ABOUT THIS TASK -> When a line in the entries contains the word "JSON", copy that line in full.

Excerpts from an interface dataset

▼▼▼

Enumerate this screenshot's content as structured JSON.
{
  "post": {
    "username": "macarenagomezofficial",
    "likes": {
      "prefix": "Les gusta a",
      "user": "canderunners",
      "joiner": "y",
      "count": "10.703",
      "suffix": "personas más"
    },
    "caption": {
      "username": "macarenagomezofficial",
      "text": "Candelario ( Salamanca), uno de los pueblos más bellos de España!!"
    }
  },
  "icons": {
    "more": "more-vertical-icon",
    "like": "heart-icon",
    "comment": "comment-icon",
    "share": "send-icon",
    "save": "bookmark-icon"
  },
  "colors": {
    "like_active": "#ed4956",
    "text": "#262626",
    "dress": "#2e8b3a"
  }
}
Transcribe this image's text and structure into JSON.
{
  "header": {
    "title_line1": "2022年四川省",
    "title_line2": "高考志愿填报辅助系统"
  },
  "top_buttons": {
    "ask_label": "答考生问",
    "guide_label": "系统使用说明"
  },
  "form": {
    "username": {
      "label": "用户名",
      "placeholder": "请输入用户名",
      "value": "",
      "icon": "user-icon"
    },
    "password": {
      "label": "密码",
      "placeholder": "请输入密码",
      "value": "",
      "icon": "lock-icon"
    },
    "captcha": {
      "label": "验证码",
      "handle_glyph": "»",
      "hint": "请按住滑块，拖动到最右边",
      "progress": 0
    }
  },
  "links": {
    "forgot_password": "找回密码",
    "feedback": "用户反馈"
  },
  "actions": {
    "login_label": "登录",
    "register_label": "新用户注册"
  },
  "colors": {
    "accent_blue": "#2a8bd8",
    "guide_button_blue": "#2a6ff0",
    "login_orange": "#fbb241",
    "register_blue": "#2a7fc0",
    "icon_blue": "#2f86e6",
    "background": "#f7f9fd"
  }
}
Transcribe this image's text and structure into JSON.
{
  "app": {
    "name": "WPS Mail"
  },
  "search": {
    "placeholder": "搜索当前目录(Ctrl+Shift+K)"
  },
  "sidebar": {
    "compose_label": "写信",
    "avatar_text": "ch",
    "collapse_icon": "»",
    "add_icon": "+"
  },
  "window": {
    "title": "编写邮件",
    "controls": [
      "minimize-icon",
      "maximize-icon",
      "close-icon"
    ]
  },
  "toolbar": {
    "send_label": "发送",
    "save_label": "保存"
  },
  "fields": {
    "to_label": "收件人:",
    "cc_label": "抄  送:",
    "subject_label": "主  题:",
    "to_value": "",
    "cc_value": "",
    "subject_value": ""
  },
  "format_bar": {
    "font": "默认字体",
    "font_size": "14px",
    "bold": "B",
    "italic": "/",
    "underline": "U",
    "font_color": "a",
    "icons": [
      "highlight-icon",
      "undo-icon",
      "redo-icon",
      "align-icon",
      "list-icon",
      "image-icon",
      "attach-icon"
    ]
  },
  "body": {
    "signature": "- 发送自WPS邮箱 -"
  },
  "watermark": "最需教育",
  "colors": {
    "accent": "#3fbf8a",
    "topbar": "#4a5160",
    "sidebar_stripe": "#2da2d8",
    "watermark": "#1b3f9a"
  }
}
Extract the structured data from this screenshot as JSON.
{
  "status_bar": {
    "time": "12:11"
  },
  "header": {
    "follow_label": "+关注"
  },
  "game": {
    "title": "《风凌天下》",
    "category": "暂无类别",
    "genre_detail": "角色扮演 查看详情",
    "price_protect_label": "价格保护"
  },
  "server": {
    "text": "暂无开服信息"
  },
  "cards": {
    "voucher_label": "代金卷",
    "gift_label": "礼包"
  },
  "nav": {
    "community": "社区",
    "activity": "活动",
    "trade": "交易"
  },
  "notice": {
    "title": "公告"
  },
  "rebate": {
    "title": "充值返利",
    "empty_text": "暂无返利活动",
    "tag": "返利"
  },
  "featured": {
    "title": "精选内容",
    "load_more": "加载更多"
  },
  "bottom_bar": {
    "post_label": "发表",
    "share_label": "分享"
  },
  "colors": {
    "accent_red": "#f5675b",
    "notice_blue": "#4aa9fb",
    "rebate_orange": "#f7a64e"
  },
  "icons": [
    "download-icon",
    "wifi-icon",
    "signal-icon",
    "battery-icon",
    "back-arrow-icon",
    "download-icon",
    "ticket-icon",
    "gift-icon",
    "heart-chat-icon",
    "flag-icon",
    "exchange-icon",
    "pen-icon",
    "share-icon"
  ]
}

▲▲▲

ANSWER SECTION ->
Enumerate this screenshot's content as structured JSON.
Transcribe this image's text and structure into JSON.
Transcribe this image's text and structure into JSON.
Extract the structured data from this screenshot as JSON.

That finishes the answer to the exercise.